(Data records for software interfaces)
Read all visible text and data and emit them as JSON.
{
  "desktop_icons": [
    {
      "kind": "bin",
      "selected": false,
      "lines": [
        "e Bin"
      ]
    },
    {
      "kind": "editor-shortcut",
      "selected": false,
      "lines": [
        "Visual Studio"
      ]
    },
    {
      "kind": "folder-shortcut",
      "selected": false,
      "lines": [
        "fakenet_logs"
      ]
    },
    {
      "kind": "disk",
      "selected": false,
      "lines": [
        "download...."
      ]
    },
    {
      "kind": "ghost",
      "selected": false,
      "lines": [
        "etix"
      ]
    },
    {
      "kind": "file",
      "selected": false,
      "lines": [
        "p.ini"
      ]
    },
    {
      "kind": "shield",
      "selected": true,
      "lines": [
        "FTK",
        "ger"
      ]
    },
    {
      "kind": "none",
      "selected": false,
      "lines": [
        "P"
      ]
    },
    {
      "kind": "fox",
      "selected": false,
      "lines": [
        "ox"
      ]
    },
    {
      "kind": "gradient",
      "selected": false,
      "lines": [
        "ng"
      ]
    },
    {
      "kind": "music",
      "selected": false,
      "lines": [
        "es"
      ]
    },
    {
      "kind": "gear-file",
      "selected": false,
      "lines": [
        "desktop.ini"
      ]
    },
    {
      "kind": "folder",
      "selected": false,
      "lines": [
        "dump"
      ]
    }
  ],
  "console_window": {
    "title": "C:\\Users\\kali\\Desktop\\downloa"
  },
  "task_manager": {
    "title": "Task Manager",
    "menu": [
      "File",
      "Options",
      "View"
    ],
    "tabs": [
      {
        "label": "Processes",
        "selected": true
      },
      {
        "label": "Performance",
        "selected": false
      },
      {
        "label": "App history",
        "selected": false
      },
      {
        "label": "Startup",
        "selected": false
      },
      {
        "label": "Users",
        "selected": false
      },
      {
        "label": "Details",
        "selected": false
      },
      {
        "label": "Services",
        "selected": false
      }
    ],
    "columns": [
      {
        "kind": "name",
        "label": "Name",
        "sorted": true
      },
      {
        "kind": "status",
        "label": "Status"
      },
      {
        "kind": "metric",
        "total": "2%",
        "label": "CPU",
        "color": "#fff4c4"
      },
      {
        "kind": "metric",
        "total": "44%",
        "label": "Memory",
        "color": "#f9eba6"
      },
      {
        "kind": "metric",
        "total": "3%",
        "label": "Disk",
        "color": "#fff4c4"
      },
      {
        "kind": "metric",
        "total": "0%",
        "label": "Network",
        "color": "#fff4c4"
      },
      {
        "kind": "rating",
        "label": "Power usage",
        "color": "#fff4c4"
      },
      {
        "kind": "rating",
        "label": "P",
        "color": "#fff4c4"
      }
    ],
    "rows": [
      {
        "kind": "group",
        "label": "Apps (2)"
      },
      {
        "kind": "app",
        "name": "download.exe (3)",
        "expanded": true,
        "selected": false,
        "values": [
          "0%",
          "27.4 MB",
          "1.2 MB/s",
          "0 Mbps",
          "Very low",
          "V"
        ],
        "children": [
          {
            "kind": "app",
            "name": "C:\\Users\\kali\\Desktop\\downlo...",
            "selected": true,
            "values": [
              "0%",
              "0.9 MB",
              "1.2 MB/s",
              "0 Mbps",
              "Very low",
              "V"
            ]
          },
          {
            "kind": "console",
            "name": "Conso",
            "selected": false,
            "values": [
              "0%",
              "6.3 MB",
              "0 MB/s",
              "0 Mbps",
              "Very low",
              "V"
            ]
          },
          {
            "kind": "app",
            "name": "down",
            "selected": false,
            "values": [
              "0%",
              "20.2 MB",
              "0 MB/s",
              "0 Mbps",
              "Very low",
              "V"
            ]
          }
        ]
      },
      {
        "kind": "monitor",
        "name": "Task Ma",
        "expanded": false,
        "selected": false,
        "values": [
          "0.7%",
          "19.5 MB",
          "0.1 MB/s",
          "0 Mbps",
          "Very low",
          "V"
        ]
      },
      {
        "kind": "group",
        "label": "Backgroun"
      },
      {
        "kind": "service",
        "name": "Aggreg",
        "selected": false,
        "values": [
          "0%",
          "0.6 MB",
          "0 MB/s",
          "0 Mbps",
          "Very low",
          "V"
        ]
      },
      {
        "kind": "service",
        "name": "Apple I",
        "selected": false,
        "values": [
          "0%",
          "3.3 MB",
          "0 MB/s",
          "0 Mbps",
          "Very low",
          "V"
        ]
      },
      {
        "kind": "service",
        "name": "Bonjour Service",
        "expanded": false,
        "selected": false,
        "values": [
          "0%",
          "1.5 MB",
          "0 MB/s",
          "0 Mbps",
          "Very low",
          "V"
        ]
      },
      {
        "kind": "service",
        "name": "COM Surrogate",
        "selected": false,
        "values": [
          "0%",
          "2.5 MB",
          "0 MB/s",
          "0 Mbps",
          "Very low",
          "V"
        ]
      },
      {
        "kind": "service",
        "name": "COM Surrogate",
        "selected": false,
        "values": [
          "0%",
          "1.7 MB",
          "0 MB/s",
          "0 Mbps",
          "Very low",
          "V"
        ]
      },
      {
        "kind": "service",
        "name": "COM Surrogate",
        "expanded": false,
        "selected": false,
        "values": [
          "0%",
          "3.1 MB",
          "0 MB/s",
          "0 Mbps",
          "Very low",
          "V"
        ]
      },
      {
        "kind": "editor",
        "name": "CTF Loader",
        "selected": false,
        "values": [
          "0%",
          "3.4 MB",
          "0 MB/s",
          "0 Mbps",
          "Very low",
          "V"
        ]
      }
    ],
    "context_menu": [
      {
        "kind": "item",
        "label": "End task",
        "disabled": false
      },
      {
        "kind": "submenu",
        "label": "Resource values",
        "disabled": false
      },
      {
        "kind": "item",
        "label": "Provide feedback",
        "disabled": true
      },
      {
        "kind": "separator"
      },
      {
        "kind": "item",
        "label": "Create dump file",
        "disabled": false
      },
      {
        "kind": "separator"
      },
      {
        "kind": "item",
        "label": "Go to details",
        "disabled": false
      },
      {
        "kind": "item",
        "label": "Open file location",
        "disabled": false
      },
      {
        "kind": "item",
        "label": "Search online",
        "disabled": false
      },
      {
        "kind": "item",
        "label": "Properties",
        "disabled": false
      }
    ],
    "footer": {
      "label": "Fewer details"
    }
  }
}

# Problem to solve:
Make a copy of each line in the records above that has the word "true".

# Response below:
      "selected": true,
        "selected": true
        "sorted": true
        "expanded": true,
            "selected": true,
        "disabled": true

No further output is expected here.